persistedCountryMap.getUsing(key, country);
assertThat(country.toString(), is(equalTo("India")));

Here we’ve used the same StringBuilder object for retrieving values of different keys by passing it to the getUsing() method. It basically reuses the same object for retrieving different entries. In our case, the getUsing() method is equivalent to:


7.2. Multi-Key Queries

There may be use cases where we need to deal with multiple keys at the same time. For this, we can use the queryContext() functionality. The queryContext() method will create a context for working with a map entry.

Let’s first create a multimap and add some values to it:

Set<Integer> averageValue = IntStream.of(1, 2).boxed().collect(Collectors.toSet());
ChronicleMap<Integer, Set<Integer>> multiMap = ChronicleMap
  .of(Integer.class, (Class<Set<Integer>>) (Class) Set.class)

Set<Integer> set1 = new HashSet<>();
multiMap.put(1, set1);

Set<Integer> set2 = new HashSet<>();
multiMap.put(2, set2);

To work with multiple entries, we have to lock those entries to prevent inconsistency that may occur due to a concurrent update:

try (ExternalMapQueryContext<Integer, Set<Integer>, ?> fistContext = multiMap.queryContext(1)) {
    try (ExternalMapQueryContext<Integer, Set<Integer>, ?> secondContext = multiMap.queryContext(2)) {

        MapEntry<Integer, Set<Integer>> firstEntry = fistContext.entry();
        Set<Integer> firstSet = firstEntry.value().get();

        MapEntry<Integer, Set<Integer>> secondEntry = secondContext.entry();
        Set<Integer> secondSet = secondEntry.value().get();

} finally {
    assertThat(multiMap.get(1).size(), is(equalTo(1)));
    assertThat(multiMap.get(2).size(), is(equalTo(2)));

8. Closing the Chronicle Map

Now that we’ve finished working with our maps, let’s call the close() method on our map objects to release the off-heap memory and the resources associated with it:


One thing to keep in mind here is that all the map operations must be completed before closing the map.
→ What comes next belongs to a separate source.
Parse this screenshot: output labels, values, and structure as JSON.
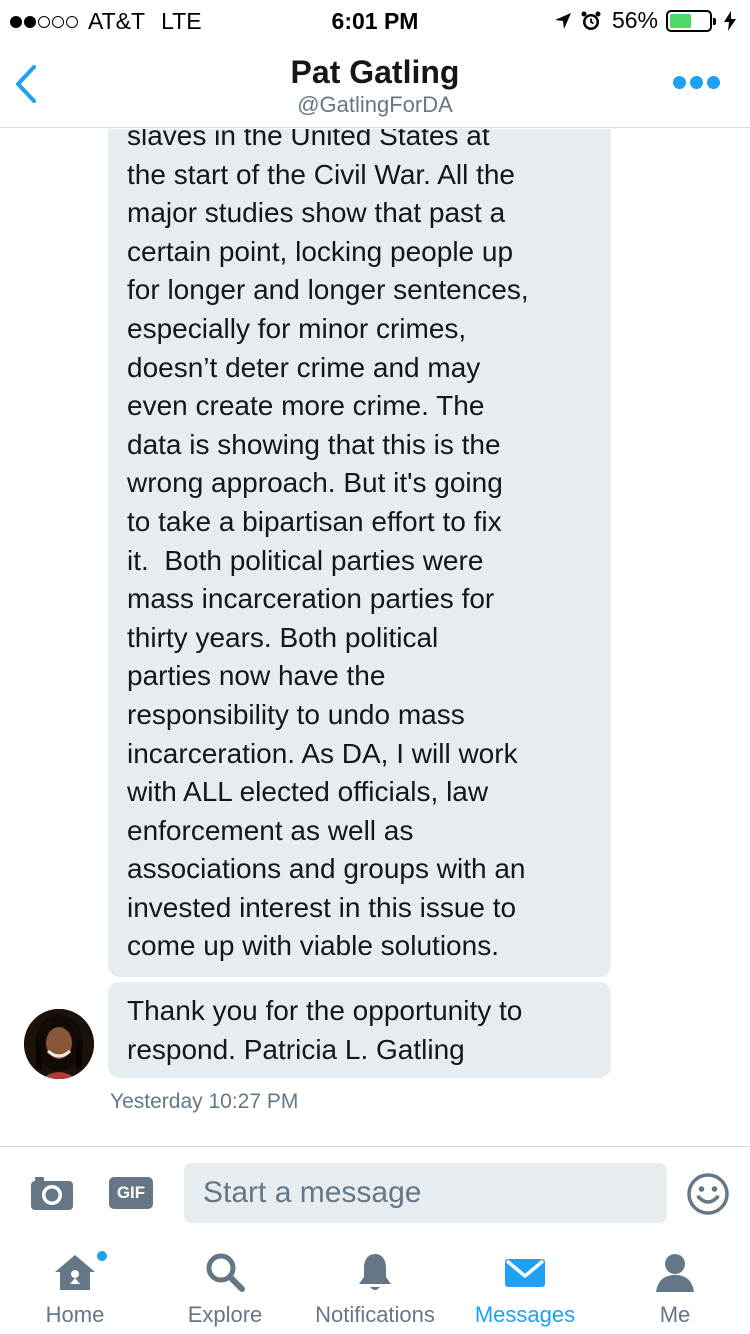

Otherwise, the JVM might crash unexpectedly.

9. Conclusion

In this tutorial, we’ve learned how to use a Chronicle Map to store and retrieve key-value pairs. Even though the community version is available with most of the core functionalities, the commercial version has some advanced features like data replication across multiple servers and remote calls.

All the examples we’ve discussed here can be found over the Github project.

Course – LS – All

Get started with Spring and Spring Boot, through the Learn Spring course:

res – REST with Spring (eBook) (everywhere)
Comments are open for 30 days after publishing a post. For any issues past this date, use the Contact form on the site.